Start of Record excerpts

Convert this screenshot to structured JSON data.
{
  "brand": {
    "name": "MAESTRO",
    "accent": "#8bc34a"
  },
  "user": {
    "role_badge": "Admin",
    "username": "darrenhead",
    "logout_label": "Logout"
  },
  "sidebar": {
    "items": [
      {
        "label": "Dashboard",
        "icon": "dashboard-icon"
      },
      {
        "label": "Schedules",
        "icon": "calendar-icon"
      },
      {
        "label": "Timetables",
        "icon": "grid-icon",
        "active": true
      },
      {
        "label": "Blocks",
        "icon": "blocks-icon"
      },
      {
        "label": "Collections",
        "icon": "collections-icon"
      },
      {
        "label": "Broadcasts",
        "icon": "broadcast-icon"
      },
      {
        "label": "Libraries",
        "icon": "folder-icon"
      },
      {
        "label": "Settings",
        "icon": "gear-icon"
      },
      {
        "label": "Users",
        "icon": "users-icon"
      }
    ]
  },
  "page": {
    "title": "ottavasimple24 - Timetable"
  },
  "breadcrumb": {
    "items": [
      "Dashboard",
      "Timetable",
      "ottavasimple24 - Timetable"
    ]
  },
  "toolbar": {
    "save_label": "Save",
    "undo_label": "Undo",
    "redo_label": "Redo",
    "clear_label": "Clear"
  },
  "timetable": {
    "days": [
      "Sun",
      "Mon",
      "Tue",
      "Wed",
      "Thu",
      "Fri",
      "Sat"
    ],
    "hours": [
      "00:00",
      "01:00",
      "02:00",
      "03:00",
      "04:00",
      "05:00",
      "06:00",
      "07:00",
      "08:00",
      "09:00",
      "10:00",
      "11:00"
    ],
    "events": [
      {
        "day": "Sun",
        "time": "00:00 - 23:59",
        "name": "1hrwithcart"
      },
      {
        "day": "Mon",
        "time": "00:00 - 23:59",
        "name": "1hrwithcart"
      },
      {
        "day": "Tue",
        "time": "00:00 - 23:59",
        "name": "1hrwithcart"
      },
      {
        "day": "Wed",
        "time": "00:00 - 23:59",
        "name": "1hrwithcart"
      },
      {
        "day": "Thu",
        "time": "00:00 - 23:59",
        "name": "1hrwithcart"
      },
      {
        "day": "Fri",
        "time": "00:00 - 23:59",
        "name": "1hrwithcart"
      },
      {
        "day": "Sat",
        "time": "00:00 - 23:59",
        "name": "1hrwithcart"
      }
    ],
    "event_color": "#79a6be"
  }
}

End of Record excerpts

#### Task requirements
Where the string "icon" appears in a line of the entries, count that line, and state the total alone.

#### Exercise output
9